:: Data in this exercise ::
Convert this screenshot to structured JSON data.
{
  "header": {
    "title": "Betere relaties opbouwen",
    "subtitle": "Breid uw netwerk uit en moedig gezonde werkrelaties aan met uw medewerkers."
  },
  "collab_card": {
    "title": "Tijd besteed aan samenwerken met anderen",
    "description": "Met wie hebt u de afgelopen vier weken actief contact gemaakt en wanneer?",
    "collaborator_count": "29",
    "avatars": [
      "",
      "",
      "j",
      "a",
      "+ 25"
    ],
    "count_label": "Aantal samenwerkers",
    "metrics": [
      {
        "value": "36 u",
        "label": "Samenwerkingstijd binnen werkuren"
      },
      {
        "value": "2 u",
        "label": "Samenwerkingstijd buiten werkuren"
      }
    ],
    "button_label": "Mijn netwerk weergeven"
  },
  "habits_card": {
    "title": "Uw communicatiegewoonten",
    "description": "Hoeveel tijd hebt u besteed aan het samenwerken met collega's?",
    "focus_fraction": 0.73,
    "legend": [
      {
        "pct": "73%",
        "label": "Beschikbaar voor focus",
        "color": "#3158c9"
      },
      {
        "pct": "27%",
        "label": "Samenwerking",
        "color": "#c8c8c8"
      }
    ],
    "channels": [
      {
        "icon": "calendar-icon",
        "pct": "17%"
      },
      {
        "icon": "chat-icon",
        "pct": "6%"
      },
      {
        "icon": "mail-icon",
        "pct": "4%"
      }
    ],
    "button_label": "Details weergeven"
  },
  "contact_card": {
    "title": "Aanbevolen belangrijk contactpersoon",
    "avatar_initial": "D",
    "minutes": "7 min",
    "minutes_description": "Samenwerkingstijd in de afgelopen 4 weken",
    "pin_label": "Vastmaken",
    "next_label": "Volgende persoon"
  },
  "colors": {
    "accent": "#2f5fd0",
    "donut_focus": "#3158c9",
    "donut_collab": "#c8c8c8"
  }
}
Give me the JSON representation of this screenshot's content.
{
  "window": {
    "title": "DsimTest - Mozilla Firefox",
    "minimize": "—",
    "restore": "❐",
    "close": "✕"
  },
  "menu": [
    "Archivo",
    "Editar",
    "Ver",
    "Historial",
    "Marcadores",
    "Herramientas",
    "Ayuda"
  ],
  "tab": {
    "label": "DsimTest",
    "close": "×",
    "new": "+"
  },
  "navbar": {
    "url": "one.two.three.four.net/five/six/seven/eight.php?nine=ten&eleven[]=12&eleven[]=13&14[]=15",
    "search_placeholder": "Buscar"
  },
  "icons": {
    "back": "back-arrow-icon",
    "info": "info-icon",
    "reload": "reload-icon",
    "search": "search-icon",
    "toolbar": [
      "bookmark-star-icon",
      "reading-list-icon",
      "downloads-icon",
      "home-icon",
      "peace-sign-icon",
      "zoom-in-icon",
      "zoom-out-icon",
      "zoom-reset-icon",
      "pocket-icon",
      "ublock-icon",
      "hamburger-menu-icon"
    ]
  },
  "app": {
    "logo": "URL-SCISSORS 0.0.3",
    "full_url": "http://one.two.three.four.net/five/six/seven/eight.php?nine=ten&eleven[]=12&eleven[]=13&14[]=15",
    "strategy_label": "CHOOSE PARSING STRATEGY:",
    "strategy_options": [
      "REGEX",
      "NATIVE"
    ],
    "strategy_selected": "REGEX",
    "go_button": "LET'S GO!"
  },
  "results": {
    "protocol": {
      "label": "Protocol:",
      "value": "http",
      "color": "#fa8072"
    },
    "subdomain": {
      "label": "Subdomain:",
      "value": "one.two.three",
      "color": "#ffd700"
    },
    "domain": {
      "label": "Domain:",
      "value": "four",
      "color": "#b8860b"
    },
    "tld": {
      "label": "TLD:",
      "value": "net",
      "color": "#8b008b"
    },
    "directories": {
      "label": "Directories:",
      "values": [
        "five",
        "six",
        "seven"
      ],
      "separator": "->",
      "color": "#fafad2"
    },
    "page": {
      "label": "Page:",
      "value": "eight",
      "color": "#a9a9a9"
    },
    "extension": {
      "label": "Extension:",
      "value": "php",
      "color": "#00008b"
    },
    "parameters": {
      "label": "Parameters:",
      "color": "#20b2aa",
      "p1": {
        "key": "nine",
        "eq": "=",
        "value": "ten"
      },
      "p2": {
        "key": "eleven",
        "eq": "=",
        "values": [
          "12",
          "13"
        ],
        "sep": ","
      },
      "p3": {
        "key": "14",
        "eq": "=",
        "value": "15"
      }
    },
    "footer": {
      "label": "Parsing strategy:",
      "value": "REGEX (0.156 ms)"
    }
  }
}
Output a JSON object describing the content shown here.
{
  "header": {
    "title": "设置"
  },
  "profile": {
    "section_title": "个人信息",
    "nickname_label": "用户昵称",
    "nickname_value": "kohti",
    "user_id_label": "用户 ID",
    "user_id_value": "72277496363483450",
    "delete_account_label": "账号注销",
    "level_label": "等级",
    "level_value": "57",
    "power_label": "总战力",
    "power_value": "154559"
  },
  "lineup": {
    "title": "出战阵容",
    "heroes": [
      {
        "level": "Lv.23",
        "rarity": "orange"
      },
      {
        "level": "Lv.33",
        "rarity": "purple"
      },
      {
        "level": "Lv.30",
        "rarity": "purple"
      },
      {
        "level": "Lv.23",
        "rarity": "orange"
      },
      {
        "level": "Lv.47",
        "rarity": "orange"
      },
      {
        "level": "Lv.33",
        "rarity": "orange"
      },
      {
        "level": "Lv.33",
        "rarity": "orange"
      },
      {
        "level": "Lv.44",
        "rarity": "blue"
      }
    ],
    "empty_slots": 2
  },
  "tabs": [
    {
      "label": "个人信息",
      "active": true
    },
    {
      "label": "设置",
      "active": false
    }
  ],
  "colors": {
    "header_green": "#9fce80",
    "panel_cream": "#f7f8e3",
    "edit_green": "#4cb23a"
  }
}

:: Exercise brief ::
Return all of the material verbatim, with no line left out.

:: Written solution ::
Convert this screenshot to structured JSON data.
{
  "header": {
    "title": "Betere relaties opbouwen",
    "subtitle": "Breid uw netwerk uit en moedig gezonde werkrelaties aan met uw medewerkers."
  },
  "collab_card": {
    "title": "Tijd besteed aan samenwerken met anderen",
    "description": "Met wie hebt u de afgelopen vier weken actief contact gemaakt en wanneer?",
    "collaborator_count": "29",
    "avatars": [
      "",
      "",
      "j",
      "a",
      "+ 25"
    ],
    "count_label": "Aantal samenwerkers",
    "metrics": [
      {
        "value": "36 u",
        "label": "Samenwerkingstijd binnen werkuren"
      },
      {
        "value": "2 u",
        "label": "Samenwerkingstijd buiten werkuren"
      }
    ],
    "button_label": "Mijn netwerk weergeven"
  },
  "habits_card": {
    "title": "Uw communicatiegewoonten",
    "description": "Hoeveel tijd hebt u besteed aan het samenwerken met collega's?",
    "focus_fraction": 0.73,
    "legend": [
      {
        "pct": "73%",
        "label": "Beschikbaar voor focus",
        "color": "#3158c9"
      },
      {
        "pct": "27%",
        "label": "Samenwerking",
        "color": "#c8c8c8"
      }
    ],
    "channels": [
      {
        "icon": "calendar-icon",
        "pct": "17%"
      },
      {
        "icon": "chat-icon",
        "pct": "6%"
      },
      {
        "icon": "mail-icon",
        "pct": "4%"
      }
    ],
    "button_label": "Details weergeven"
  },
  "contact_card": {
    "title": "Aanbevolen belangrijk contactpersoon",
    "avatar_initial": "D",
    "minutes": "7 min",
    "minutes_description": "Samenwerkingstijd in de afgelopen 4 weken",
    "pin_label": "Vastmaken",
    "next_label": "Volgende persoon"
  },
  "colors": {
    "accent": "#2f5fd0",
    "donut_focus": "#3158c9",
    "donut_collab": "#c8c8c8"
  }
}
Give me the JSON representation of this screenshot's content.
{
  "window": {
    "title": "DsimTest - Mozilla Firefox",
    "minimize": "—",
    "restore": "❐",
    "close": "✕"
  },
  "menu": [
    "Archivo",
    "Editar",
    "Ver",
    "Historial",
    "Marcadores",
    "Herramientas",
    "Ayuda"
  ],
  "tab": {
    "label": "DsimTest",
    "close": "×",
    "new": "+"
  },
  "navbar": {
    "url": "one.two.three.four.net/five/six/seven/eight.php?nine=ten&eleven[]=12&eleven[]=13&14[]=15",
    "search_placeholder": "Buscar"
  },
  "icons": {
    "back": "back-arrow-icon",
    "info": "info-icon",
    "reload": "reload-icon",
    "search": "search-icon",
    "toolbar": [
      "bookmark-star-icon",
      "reading-list-icon",
      "downloads-icon",
      "home-icon",
      "peace-sign-icon",
      "zoom-in-icon",
      "zoom-out-icon",
      "zoom-reset-icon",
      "pocket-icon",
      "ublock-icon",
      "hamburger-menu-icon"
    ]
  },
  "app": {
    "logo": "URL-SCISSORS 0.0.3",
    "full_url": "http://one.two.three.four.net/five/six/seven/eight.php?nine=ten&eleven[]=12&eleven[]=13&14[]=15",
    "strategy_label": "CHOOSE PARSING STRATEGY:",
    "strategy_options": [
      "REGEX",
      "NATIVE"
    ],
    "strategy_selected": "REGEX",
    "go_button": "LET'S GO!"
  },
  "results": {
    "protocol": {
      "label": "Protocol:",
      "value": "http",
      "color": "#fa8072"
    },
    "subdomain": {
      "label": "Subdomain:",
      "value": "one.two.three",
      "color": "#ffd700"
    },
    "domain": {
      "label": "Domain:",
      "value": "four",
      "color": "#b8860b"
    },
    "tld": {
      "label": "TLD:",
      "value": "net",
      "color": "#8b008b"
    },
    "directories": {
      "label": "Directories:",
      "values": [
        "five",
        "six",
        "seven"
      ],
      "separator": "->",
      "color": "#fafad2"
    },
    "page": {
      "label": "Page:",
      "value": "eight",
      "color": "#a9a9a9"
    },
    "extension": {
      "label": "Extension:",
      "value": "php",
      "color": "#00008b"
    },
    "parameters": {
      "label": "Parameters:",
      "color": "#20b2aa",
      "p1": {
        "key": "nine",
        "eq": "=",
        "value": "ten"
      },
      "p2": {
        "key": "eleven",
        "eq": "=",
        "values": [
          "12",
          "13"
        ],
        "sep": ","
      },
      "p3": {
        "key": "14",
        "eq": "=",
        "value": "15"
      }
    },
    "footer": {
      "label": "Parsing strategy:",
      "value": "REGEX (0.156 ms)"
    }
  }
}
Output a JSON object describing the content shown here.
{
  "header": {
    "title": "设置"
  },
  "profile": {
    "section_title": "个人信息",
    "nickname_label": "用户昵称",
    "nickname_value": "kohti",
    "user_id_label": "用户 ID",
    "user_id_value": "72277496363483450",
    "delete_account_label": "账号注销",
    "level_label": "等级",
    "level_value": "57",
    "power_label": "总战力",
    "power_value": "154559"
  },
  "lineup": {
    "title": "出战阵容",
    "heroes": [
      {
        "level": "Lv.23",
        "rarity": "orange"
      },
      {
        "level": "Lv.33",
        "rarity": "purple"
      },
      {
        "level": "Lv.30",
        "rarity": "purple"
      },
      {
        "level": "Lv.23",
        "rarity": "orange"
      },
      {
        "level": "Lv.47",
        "rarity": "orange"
      },
      {
        "level": "Lv.33",
        "rarity": "orange"
      },
      {
        "level": "Lv.33",
        "rarity": "orange"
      },
      {
        "level": "Lv.44",
        "rarity": "blue"
      }
    ],
    "empty_slots": 2
  },
  "tabs": [
    {
      "label": "个人信息",
      "active": true
    },
    {
      "label": "设置",
      "active": false
    }
  ],
  "colors": {
    "header_green": "#9fce80",
    "panel_cream": "#f7f8e3",
    "edit_green": "#4cb23a"
  }
}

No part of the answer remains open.